MONTROSE — Owners of a 94-year-old Craftsman-style home at the center of a controversial plan to raze the structure held an open house Saturday to assuage residents’ concerns that the site’s proposed five-unit apartment complex would harm the neighborhood.
The open house inside the three-bedroom, two-bathroom unit at 2128 Glenada Ave. was the first chance for many critics of the proposed complex to see the interior of what is believed to be the oldest house in Montrose.
“I’ve never been inside,” said Debbie Nicholas, president of the homeowners association of the condominium complex next door. “Now that I’ve seen it, I can say that it’s a real pity it will be torn down.”
Nicholas, like most others milling about the home Saturday, feared that the planned apartment complex — five two-story apartment buildings, each with three bathrooms and 2 1/2 bathrooms and at least two parking spaces per unit — would greatly increase traffic on the small cul-de-sac less than a mile from Montrose Avenue.
Others fear that the complex would cause property values to decrease and that the constant turnover of tenants in the proposed units would create a sense of transience on Glenada Avenue, where many residents have lived for years, including the four families that live in the remaining Craftsman-style homes.
“The reality of the situation is that it will affect parking,” said David Valencia, who lives in one of the Craftsman homes on Glenada.
Property owners Razmik Tahmasian and Gevorg Voskanian, who purchased the historic home in 2000 for about $350,000 and rented it out sporadically for the past eight years, are required to provide two parking spaces per unit. But critics say providing the minimum number will not suffice.
“You’re going to have 10 more cars on the street,” Valencia said. “It’s a worst-case scenario, but it is a scenario.”
Though opposed to the project, Valencia and others marveled at the architectural renderings made available for residents to peruse.
“The plans are beautiful,” he said.
Those plans include maintaining some of the old-world charm of the nearly 100-year-old home, such as preserving the historic stone wall that lines the front of the property and keeping the hulking Deodara tree on the front lawn, said architect Bruce Labins.
“This is a vintage property, and people are emotional,” he said. “I understand that. We’re very conscientious of the history.”
Labins said he will use “top quality” materials for the complex, which would comprise three two-story units on the west side of the property to be connected by a bridge to the two two-story units on the east side. A courtyard is planned for the middle with a common open space in the back and more green space proposed for the front yard.
Several Jacaranda and Crape Myrtle trees will line the property that will sit atop a subterranean garage, where Labins said he could add more parking spaces to alleviate neighbors’ fears that Glenada Avenue would be inundated with cars.
Labins proposed eliminating the laundry room areas now planned for each of the five garage spaces, which would free up space to add one more car to the lot that could subtract one car from the street.

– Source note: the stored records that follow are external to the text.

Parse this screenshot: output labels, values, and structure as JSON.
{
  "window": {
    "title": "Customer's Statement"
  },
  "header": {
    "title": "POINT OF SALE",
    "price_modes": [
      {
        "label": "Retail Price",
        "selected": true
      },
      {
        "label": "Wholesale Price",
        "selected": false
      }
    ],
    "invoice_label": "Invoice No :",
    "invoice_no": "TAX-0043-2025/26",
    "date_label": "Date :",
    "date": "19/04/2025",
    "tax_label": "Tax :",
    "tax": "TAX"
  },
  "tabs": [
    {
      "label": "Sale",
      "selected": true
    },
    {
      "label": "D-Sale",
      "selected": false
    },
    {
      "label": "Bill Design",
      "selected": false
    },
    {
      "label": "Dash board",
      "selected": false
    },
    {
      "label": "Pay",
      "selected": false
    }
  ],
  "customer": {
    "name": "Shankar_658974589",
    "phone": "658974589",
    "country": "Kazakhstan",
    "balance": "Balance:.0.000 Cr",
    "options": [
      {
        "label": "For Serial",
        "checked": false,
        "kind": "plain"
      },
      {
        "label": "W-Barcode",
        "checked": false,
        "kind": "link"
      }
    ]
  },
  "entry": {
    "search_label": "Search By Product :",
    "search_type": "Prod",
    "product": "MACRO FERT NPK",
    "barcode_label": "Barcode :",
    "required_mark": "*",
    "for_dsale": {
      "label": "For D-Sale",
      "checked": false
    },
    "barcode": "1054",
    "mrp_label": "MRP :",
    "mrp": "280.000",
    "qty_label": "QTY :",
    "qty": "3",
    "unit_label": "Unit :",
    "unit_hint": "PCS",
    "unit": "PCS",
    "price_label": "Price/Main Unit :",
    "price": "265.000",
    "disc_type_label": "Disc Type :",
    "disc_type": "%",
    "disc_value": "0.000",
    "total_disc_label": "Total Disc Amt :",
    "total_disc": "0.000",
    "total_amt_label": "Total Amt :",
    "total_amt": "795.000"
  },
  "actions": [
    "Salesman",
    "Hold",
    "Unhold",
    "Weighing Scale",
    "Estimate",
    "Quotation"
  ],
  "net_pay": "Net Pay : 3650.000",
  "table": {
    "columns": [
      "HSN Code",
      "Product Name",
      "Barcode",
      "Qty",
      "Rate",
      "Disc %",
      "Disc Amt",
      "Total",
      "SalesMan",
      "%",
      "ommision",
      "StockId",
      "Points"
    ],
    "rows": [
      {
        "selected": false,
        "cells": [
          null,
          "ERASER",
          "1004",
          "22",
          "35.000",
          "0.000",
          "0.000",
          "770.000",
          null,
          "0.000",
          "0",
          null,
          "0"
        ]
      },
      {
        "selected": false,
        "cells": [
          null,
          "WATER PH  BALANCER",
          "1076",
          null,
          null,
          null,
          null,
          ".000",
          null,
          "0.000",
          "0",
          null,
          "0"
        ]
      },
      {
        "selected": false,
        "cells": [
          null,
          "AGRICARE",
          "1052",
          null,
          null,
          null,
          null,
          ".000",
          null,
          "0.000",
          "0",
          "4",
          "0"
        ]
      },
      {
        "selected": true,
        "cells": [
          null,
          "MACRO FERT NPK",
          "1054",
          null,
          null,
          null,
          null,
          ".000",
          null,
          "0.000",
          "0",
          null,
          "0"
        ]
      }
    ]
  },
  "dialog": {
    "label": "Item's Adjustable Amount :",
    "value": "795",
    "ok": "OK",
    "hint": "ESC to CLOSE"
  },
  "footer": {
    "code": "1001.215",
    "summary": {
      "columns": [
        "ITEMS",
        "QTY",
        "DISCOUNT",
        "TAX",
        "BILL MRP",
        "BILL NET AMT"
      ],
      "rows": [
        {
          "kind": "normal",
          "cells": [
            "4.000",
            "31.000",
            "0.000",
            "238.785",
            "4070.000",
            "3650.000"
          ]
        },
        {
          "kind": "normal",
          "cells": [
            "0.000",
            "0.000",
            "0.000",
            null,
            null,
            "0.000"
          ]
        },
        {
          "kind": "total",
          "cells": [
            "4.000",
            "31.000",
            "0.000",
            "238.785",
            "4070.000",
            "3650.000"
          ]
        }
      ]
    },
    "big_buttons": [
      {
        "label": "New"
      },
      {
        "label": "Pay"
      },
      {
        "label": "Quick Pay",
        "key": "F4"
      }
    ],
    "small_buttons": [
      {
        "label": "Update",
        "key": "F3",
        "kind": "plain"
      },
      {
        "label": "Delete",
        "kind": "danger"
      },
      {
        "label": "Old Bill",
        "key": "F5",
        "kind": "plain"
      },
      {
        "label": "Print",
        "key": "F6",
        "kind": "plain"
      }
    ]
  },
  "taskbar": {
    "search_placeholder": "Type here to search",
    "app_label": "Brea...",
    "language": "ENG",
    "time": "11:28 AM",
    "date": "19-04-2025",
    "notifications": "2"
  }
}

The idea gained some favor from concerned residents, but Valencia doubted the plan would work.
“It’s tandem parking. It won’t be easy getting in or out,” he said. “That’s a concern because they’ll just want to park on the street.”
Officials hope to begin construction by the end of this year, but must first either demolish the property or give it to someone willing to move the home to another location.
Tahmasian has entertained at least two offers to relocate the home — one he considers serious from Glendale residents Mark Zuckerman and Thelma Salaya, who are searching for a suitable lot.
If the pair cannot find an appropriate lot, Tahmasian and Voskanian, principals at the La Crescenta-based Voskanian Construction Inc., will tear the house down, which they have had the right to do since receiving a demolition permit from the Los Angeles County Regional Planning Commission on March 6.
That permit is set to expire in September, and whether Tahmasian files for an extension or moves ahead with plans to raze the house remains to be seen, he said.
Of the dozen residents who attended the open house Saturday, many seemed resigned to the fact that the apartment will likely be erected on Glenada Avenue, but promised not to stop talking about what they view will be an eyesore in the community.
“The density is just too high,” said Robert Williams, who lives in the condominium complex next door. “It’s just too much for this lot.”